The relationship between two tones, called an interval, is the relation of their absolute frequencies. Two different intervals are observed as the same when the pairs of tones involved share the same frequency proportion. The easiest intervals to identify, and the easiest intervals to tune, are those that are just, meaning they have a simple whole-number proportion. The term temperament refers to a tuning system that tempers the just intervals to satisfy another mathematical property; in equal temperament, a fifth is tempered by narrowing it slightly, achieved by flattening its upper tone slightly, or raising its lower tone slightly.
A temperament system is also known as a set of “bearings”. Tempering an interval causes it to beat, which is a fluctuation in perceived sound intensity due to interference between close (but unequal) tones. The rate of beating is equal to the frequency differences of any harmonics that are present for both tones and that coincide or nearly coincide. Piano tuners have to use their ear to “stretch” the tuning of a piano to make it sound in tune. This involves tuning the highest-pitched strings slightly higher and the lowest-pitched strings slightly lower than what a mathematical frequency table (in which octaves are derived by doubling the frequency) would suggest.
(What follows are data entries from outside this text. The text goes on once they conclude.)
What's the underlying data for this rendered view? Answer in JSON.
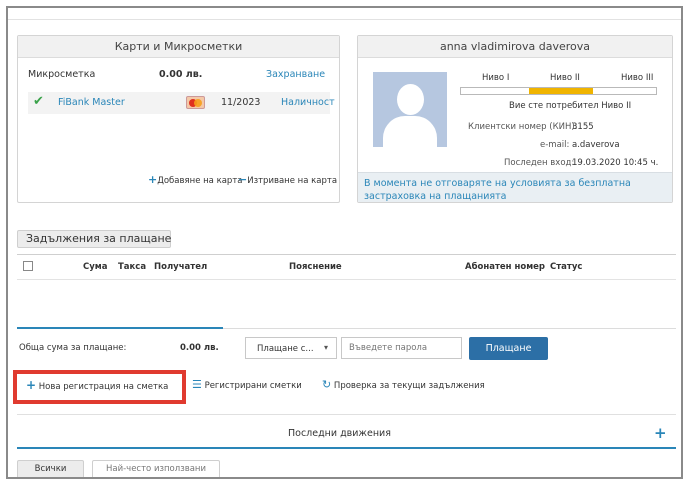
{
  "cards": {
    "title": "Карти и Микросметки",
    "microaccount_label": "Микросметка",
    "microaccount_amount": "0.00 лв.",
    "microaccount_action": "Захранване",
    "card_name": "FiBank Master",
    "card_expiry": "11/2023",
    "card_action": "Наличност",
    "add_card": "Добавяне на карта",
    "remove_card": "Изтриване на карта"
  },
  "profile": {
    "name": "anna vladimirova daverova",
    "levels": [
      "Ниво I",
      "Ниво II",
      "Ниво III"
    ],
    "level_status": "Вие сте потребител Ниво II",
    "client_no_label": "Клиентски номер (КИН):",
    "client_no": "3155",
    "email_label": "e-mail:",
    "email": "a.daverova",
    "last_login_label": "Последен вход:",
    "last_login": "19.03.2020 10:45 ч.",
    "notice": "В момента не отговаряте на условията за безплатна застраховка на плащанията"
  },
  "bills": {
    "title_button": "Задължения за плащане",
    "columns": [
      "Сума",
      "Такса",
      "Получател",
      "Пояснение",
      "Абонатен номер",
      "Статус"
    ],
    "total_label": "Обща сума за плащане:",
    "total_value": "0.00 лв.",
    "pay_select": "Плащане с...",
    "password_placeholder": "Въведете парола",
    "pay_button": "Плащане"
  },
  "actions": {
    "new_registration": "Нова регистрация на сметка",
    "registered": "Регистрирани сметки",
    "check": "Проверка за текущи задължения"
  },
  "movements": {
    "title": "Последни движения",
    "tab_all": "Всички",
    "tab_frequent": "Най-често използвани"
  },
  "colors": {
    "accent": "#2a86b8",
    "check_green": "#3aa24a",
    "level_bar": "#f0b400",
    "pay_button": "#2c6fa6",
    "highlight": "#e03a2f",
    "notice_bg": "#e9eff3"
  }
}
The piano is one of the most famous and beloved instruments in the whole world, mainly to its physical and sonic beauty. As well, the piano is the very only instrument that can be used for help to tune others such as the violin, the guitar or even the voice. It just takes for the musician to play the specific note in the piano and make his or her voice or instrument to match the sound that it is producing. This is the main reason why the piano is such an appreciated instrument among the whole music world, valued by the pianists and by the rest of the musicians alike, despite whatever their musical inclination might be.
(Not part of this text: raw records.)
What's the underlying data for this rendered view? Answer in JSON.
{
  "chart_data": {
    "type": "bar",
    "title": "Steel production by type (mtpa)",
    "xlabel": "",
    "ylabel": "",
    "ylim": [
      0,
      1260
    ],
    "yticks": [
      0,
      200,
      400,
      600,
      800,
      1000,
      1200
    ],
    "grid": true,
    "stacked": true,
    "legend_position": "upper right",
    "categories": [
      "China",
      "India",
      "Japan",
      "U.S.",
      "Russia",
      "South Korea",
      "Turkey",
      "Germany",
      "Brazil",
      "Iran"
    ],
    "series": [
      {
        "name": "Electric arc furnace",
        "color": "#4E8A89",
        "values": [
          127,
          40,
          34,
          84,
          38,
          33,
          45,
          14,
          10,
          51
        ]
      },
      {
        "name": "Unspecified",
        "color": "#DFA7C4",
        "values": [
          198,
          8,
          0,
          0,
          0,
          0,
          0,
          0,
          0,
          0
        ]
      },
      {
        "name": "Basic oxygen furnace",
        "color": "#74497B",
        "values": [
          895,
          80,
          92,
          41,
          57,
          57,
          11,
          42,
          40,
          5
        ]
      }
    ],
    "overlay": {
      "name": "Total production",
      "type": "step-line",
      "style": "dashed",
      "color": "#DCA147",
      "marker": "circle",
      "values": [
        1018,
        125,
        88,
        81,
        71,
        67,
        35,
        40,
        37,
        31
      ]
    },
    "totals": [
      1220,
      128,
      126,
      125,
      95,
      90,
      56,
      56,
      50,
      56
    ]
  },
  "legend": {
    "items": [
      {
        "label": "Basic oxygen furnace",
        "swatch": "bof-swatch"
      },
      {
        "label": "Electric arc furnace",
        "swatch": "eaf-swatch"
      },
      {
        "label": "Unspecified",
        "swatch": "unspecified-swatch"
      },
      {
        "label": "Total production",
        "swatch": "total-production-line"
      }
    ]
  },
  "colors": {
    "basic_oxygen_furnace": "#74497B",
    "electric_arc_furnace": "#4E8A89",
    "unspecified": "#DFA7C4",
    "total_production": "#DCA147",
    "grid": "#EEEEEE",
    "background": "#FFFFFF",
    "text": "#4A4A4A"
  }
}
The versatility of the pian is huge, as it can be used for performing almost any kind of music that exist, independently if it is classic music or rock. It is common to see pianists in several popular music groups and we should be thankful for this. This means the music of this beautiful instrument can get to us anywhere, anytime.
- What’s the piano?
- History and evolution of the piano
- Who invented the piano?
- Key characters in the invention of the piano
- What’s the piano made of?
- Types of piano
- Parts of the piano
- The most famous pianists
- Piano tuning